11 Jan, 2016
U.S. Secretary of Labor Thomas E. Perez issued the following statement about the December 2015 Employment Situation report released in January 2016:
“2015 ended with still more robust job creation: 292,000 jobs, making December the second best month of the year and bringing total 2015 job growth to 2.7 million. The longest streak of private-sector job growth on record continues, now at 70 straight months with 14.1 million new jobs over that time. The unemployment rate was unchanged from November, remaining at 5.0 percent.
“We’ve made tremendous progress. Seven years ago, the U.S. economy was in free fall, hemorrhaging 2.3 million private-sector jobs in just the three months before President Obama took office. Millions of families lost their homes and retirement savings. Major financial institutions and the auto industry were on the brink of collapse.

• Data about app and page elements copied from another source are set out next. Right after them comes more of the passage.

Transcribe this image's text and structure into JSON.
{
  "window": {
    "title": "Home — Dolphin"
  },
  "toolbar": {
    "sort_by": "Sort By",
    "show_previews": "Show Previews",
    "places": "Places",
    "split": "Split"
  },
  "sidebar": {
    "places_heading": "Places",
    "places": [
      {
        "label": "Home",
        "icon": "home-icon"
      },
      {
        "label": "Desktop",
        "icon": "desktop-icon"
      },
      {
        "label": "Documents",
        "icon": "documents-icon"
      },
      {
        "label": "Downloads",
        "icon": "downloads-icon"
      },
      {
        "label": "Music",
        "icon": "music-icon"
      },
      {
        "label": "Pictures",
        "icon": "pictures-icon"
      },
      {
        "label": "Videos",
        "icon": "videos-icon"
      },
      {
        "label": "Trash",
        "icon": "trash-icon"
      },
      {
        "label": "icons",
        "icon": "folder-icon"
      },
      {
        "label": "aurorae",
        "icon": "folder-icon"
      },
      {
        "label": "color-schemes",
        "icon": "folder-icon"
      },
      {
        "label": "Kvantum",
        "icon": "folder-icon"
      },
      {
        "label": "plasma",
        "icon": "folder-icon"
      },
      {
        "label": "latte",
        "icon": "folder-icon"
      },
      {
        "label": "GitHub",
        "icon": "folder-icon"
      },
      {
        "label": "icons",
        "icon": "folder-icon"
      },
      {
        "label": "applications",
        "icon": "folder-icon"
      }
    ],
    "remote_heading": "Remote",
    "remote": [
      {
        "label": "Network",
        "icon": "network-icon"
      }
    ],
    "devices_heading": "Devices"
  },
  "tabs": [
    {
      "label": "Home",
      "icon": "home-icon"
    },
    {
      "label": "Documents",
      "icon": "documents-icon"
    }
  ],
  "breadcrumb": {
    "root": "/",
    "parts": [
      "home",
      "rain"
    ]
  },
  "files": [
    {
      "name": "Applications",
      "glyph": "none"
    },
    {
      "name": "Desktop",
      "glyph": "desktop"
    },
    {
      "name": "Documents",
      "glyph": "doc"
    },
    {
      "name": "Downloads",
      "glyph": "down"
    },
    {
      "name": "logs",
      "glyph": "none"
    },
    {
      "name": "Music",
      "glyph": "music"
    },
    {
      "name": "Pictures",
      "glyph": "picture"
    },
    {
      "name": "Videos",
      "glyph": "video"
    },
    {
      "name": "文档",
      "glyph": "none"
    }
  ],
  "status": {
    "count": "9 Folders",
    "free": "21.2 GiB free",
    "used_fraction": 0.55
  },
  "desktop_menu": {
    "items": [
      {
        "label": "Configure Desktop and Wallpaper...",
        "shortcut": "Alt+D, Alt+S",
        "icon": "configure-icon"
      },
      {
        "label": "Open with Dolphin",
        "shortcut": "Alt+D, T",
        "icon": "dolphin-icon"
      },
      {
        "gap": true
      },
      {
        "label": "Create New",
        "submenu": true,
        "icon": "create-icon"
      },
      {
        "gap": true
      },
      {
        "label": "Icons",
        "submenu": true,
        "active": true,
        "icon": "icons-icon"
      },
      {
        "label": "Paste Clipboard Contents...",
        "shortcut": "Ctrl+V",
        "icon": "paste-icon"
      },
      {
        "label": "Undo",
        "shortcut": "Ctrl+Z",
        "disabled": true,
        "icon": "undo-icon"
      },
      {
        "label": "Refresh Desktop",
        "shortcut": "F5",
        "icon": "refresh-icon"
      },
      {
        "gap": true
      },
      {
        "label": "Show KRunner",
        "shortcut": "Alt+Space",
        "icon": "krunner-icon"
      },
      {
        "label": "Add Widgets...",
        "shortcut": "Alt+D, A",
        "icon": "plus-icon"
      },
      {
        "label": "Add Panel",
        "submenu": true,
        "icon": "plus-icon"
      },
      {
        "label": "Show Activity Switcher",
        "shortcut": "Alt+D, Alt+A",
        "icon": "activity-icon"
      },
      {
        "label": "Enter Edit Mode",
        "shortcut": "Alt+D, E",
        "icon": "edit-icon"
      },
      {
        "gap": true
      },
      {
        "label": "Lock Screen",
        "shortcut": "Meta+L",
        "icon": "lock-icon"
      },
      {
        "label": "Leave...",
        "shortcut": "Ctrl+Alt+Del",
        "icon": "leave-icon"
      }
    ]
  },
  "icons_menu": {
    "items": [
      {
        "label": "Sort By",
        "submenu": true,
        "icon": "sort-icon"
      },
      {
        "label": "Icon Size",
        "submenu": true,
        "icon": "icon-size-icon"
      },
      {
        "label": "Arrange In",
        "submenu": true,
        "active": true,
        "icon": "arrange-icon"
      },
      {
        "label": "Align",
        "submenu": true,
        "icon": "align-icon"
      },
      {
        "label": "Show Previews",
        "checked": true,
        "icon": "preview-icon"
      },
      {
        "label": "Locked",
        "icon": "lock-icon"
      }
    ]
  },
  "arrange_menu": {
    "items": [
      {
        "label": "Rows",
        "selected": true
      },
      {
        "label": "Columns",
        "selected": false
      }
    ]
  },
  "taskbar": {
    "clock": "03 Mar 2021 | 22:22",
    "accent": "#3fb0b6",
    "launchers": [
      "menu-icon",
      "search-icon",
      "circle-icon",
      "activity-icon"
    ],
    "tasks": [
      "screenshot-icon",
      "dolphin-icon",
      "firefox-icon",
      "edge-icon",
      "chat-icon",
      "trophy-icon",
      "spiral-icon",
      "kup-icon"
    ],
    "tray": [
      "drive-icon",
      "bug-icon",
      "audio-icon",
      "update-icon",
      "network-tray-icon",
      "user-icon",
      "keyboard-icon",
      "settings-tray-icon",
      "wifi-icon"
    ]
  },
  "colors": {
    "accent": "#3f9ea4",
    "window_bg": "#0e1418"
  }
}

“But today the worst economic crisis in generations is behind us. Despite unprecedented obstruction from Republicans in Congress, the nation is enjoying an historic recovery, due in large measure to the president’s steady hand and the resilience of our workers and businesses. Consider these remarkable facts:
- Average monthly job growth in both 2014 and 2015 exceeded 200,000 – the first time we’ve had back-to-back years that strong since 1998-1999.
- Long-term unemployment has dropped dramatically, with a 2015 decline of 687,000. In April 2010, 45.5 percent of the unemployed had been out of work 27 weeks or more; today, that number is just 26.3 percent.
- The retail automotive industry is going gangbusters, having sold a record 17.5 million cars and trucks in 2015. That makes six years in a row of growth in auto sales, something that hasn’t happened since World War II.
- In the first half of 2009, more than 600,000 laid-off workers were applying for unemployment insurance benefits each week. Today, UI claims have been at 300,000 or less for 43 consecutive weeks for the first time since December 1973.
- When it comes to the unemployment rate, we’re ahead of schedule and outperforming expectations. As recently as early 2014, forecasters thought unemployment would remain above 5 percent for several years, at least until 2020. As it turned out, it was barely for another year and a half. The unemployment rate fell to 5.0 percent in October 2015 and has stayed there for the last three months.
“We know there is unfinished business. Wages are rising only modestly and too many families are struggling to get by no matter how hard they work. We will spend the remaining year of this administration doing everything possible to sustain this recovery and create shared prosperity. Through investments in training, apprenticeships and infrastructure; by fighting for a higher minimum wage, paid-leave policies and expanded overtime – we will build an even stronger economic foundation for future generations.”